EXERCISE PROMPT>
Each entry that follows should be retyped in full and exactly.

════════

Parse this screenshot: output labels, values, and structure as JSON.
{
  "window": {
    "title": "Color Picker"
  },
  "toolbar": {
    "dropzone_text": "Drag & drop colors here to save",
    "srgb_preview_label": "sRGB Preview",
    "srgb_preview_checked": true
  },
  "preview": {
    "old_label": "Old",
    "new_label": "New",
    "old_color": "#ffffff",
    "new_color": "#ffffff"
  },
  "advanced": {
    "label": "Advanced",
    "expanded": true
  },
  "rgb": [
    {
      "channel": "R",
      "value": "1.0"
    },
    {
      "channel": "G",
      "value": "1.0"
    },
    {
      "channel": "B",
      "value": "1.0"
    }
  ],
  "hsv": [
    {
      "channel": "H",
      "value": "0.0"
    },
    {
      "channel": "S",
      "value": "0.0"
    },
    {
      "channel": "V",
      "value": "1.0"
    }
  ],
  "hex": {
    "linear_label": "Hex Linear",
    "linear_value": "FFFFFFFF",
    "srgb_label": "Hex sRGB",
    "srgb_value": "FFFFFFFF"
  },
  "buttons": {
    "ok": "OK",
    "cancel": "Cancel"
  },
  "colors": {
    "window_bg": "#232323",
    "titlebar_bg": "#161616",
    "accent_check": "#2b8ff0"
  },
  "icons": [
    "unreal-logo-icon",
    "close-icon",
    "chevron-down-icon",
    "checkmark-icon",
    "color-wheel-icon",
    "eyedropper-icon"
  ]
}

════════

WRITTEN RESPONSE>
Parse this screenshot: output labels, values, and structure as JSON.
{
  "window": {
    "title": "Color Picker"
  },
  "toolbar": {
    "dropzone_text": "Drag & drop colors here to save",
    "srgb_preview_label": "sRGB Preview",
    "srgb_preview_checked": true
  },
  "preview": {
    "old_label": "Old",
    "new_label": "New",
    "old_color": "#ffffff",
    "new_color": "#ffffff"
  },
  "advanced": {
    "label": "Advanced",
    "expanded": true
  },
  "rgb": [
    {
      "channel": "R",
      "value": "1.0"
    },
    {
      "channel": "G",
      "value": "1.0"
    },
    {
      "channel": "B",
      "value": "1.0"
    }
  ],
  "hsv": [
    {
      "channel": "H",
      "value": "0.0"
    },
    {
      "channel": "S",
      "value": "0.0"
    },
    {
      "channel": "V",
      "value": "1.0"
    }
  ],
  "hex": {
    "linear_label": "Hex Linear",
    "linear_value": "FFFFFFFF",
    "srgb_label": "Hex sRGB",
    "srgb_value": "FFFFFFFF"
  },
  "buttons": {
    "ok": "OK",
    "cancel": "Cancel"
  },
  "colors": {
    "window_bg": "#232323",
    "titlebar_bg": "#161616",
    "accent_check": "#2b8ff0"
  },
  "icons": [
    "unreal-logo-icon",
    "close-icon",
    "chevron-down-icon",
    "checkmark-icon",
    "color-wheel-icon",
    "eyedropper-icon"
  ]
}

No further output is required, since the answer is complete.